◆ **The data**
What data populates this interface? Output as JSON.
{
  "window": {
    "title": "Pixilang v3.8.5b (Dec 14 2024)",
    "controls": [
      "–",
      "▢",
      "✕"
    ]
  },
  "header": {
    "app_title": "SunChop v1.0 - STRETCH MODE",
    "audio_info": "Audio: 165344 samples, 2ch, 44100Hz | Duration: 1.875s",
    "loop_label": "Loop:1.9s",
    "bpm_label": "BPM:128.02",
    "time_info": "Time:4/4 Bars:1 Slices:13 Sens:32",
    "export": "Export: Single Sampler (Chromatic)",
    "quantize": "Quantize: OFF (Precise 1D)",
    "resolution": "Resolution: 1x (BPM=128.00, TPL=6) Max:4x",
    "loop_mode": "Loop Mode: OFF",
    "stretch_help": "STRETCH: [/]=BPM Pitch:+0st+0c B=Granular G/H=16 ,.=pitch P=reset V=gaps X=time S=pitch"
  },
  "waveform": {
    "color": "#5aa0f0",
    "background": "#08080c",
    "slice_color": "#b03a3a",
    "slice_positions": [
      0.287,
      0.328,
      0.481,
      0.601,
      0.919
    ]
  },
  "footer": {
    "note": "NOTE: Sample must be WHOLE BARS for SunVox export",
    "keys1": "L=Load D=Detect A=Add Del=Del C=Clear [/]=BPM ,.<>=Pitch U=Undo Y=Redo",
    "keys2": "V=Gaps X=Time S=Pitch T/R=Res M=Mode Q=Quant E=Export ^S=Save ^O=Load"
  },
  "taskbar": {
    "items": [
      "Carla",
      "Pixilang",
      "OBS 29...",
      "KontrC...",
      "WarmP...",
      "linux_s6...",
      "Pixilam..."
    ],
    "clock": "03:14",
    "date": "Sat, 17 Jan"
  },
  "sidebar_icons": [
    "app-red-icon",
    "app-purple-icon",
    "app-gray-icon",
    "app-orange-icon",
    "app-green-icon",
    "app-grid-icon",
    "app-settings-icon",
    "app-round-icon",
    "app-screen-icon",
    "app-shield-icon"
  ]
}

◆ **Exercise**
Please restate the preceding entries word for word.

◆ **Result**
What data populates this interface? Output as JSON.
{
  "window": {
    "title": "Pixilang v3.8.5b (Dec 14 2024)",
    "controls": [
      "–",
      "▢",
      "✕"
    ]
  },
  "header": {
    "app_title": "SunChop v1.0 - STRETCH MODE",
    "audio_info": "Audio: 165344 samples, 2ch, 44100Hz | Duration: 1.875s",
    "loop_label": "Loop:1.9s",
    "bpm_label": "BPM:128.02",
    "time_info": "Time:4/4 Bars:1 Slices:13 Sens:32",
    "export": "Export: Single Sampler (Chromatic)",
    "quantize": "Quantize: OFF (Precise 1D)",
    "resolution": "Resolution: 1x (BPM=128.00, TPL=6) Max:4x",
    "loop_mode": "Loop Mode: OFF",
    "stretch_help": "STRETCH: [/]=BPM Pitch:+0st+0c B=Granular G/H=16 ,.=pitch P=reset V=gaps X=time S=pitch"
  },
  "waveform": {
    "color": "#5aa0f0",
    "background": "#08080c",
    "slice_color": "#b03a3a",
    "slice_positions": [
      0.287,
      0.328,
      0.481,
      0.601,
      0.919
    ]
  },
  "footer": {
    "note": "NOTE: Sample must be WHOLE BARS for SunVox export",
    "keys1": "L=Load D=Detect A=Add Del=Del C=Clear [/]=BPM ,.<>=Pitch U=Undo Y=Redo",
    "keys2": "V=Gaps X=Time S=Pitch T/R=Res M=Mode Q=Quant E=Export ^S=Save ^O=Load"
  },
  "taskbar": {
    "items": [
      "Carla",
      "Pixilang",
      "OBS 29...",
      "KontrC...",
      "WarmP...",
      "linux_s6...",
      "Pixilam..."
    ],
    "clock": "03:14",
    "date": "Sat, 17 Jan"
  },
  "sidebar_icons": [
    "app-red-icon",
    "app-purple-icon",
    "app-gray-icon",
    "app-orange-icon",
    "app-green-icon",
    "app-grid-icon",
    "app-settings-icon",
    "app-round-icon",
    "app-screen-icon",
    "app-shield-icon"
  ]
}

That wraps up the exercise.